5. In a ball testing apparatus, the combination oi a driver, means ior actuating said driver in a predetermined path and at a predetermined velocity, an endlessconveyor, ballholding clamps comprising spaced fingers carried by said conveyor, means ior positioning a ball in a predetermined position in said clamps, and means ior actuating said conveyor in predetermined timed relation with the driver to locatesaid ball in the path oi travel oi said driver.
6. In a ball testing apparatuslthe combination oi a driver, means for rotating said driver at a predetermined linear velocity, a conveyor, a ball clamping and holding device comprising a pair oi spaced fingers provided with opposed holding pads carried by said conveyor, means ior positioning a ball in predetermined position in said clamping and holding device, and means ior operating the conveyor in timed relation with the driver to locate the positioned ball in the path of said driver.

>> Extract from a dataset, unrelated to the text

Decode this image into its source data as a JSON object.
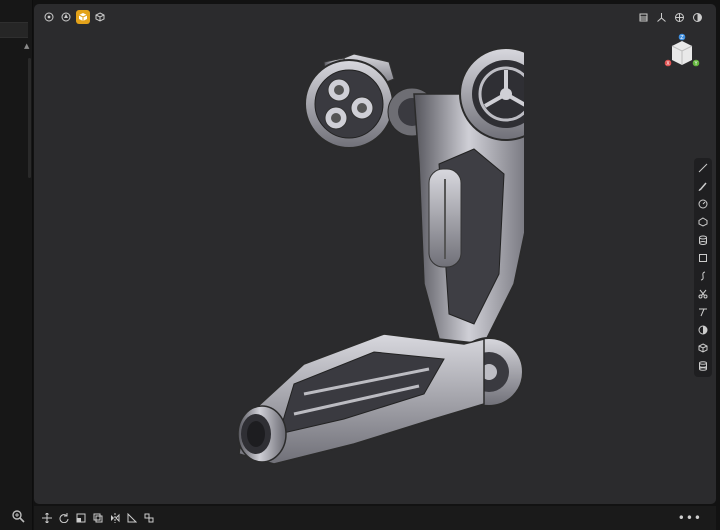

7. In a ball testing apparatus, the combination oi a rotatable driver, a conveyor, ball clamping and holding means carried by the conveyor, a sprocket wheel around which said conveyor is trained, said clamping means being opened during the travel thereoi in an arc around said sprocket wheel, means ior delivering a ball to said clamping means, a guard cooperating with said clamping means to locate the ball in predetermined position in said clamping means, and means ior driving the conveyor in timed relation with said driver to present said positioned ball in the path oi the driver.
8. In an apparatus oi the character described, the combination oi a tube, means located at one end of the tube ior driving balls singly through said tube, means atthe other end oi the tube ior receiving the driven bails, means for projecting a light beam across the path of travel of balls through said tube, light sensitive means adapted to be actuated'upon the interception of said light beam, an electric circuit including a contact arranged to be opened and closed in synchronism with a predetermined position of said ball driving means and means controlled jointly by said light sensitive means and said contact whereby the relative velocities of balls intercepting said light beam may be ascertained.
9. In an apparatus of the character described, the combination oi means ior projecting in succession a series oi balls, means ior projecting a light beam across the path oi said balls so as to be intercepted by the passage oi a ball in flight at a predetermined distance irom the point of projection, and means controlled jointly by said light beam and by the projecting means for segregating the projected balls in accordance with variations in their velocities in flight.
CARL G. ANDERSON. DONALD E. RICHARDSON.